## WHAT YOU WILL DO:
Where does the word "Gestión" show up in the data? Please find each such line and copy it.

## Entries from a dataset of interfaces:
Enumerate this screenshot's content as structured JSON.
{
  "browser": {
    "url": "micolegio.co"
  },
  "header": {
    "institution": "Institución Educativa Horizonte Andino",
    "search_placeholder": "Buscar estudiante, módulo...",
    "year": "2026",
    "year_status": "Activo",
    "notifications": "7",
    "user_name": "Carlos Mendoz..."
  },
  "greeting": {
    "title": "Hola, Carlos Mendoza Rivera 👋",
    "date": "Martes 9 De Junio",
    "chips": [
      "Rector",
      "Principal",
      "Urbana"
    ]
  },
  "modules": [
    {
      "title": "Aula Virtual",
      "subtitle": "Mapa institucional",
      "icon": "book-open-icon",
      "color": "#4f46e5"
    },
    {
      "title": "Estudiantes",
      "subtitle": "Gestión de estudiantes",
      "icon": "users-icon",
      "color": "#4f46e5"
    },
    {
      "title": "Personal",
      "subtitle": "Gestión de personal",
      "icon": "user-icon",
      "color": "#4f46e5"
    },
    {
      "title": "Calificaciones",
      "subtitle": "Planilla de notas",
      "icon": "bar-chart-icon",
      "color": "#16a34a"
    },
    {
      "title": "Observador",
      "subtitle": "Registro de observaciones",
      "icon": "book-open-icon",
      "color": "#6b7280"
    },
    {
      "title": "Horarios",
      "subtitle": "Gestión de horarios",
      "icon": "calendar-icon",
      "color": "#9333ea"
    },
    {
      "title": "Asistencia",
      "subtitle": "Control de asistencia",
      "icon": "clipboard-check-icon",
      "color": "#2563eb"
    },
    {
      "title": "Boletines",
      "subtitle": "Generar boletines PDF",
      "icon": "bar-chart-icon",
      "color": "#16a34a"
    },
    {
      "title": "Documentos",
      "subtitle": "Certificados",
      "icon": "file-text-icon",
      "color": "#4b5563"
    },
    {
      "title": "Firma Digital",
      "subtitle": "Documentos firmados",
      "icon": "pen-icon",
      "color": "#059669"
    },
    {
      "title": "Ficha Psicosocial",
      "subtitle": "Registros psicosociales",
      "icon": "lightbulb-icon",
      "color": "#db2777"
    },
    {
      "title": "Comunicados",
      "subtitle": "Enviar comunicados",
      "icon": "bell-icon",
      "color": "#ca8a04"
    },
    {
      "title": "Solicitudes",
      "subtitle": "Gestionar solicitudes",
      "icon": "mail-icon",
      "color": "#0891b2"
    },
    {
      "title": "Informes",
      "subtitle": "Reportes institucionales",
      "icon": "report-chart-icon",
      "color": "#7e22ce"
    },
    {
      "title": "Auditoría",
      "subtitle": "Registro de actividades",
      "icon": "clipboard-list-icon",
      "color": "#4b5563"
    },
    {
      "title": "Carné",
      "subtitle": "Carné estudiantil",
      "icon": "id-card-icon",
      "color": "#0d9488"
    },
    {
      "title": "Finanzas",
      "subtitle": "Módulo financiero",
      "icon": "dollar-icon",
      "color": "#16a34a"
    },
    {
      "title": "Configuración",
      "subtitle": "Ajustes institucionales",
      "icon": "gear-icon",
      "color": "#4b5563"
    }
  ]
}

## EXERCISE RESPONSE:
      "subtitle": "Gestión de estudiantes",
      "subtitle": "Gestión de personal",
      "subtitle": "Gestión de horarios",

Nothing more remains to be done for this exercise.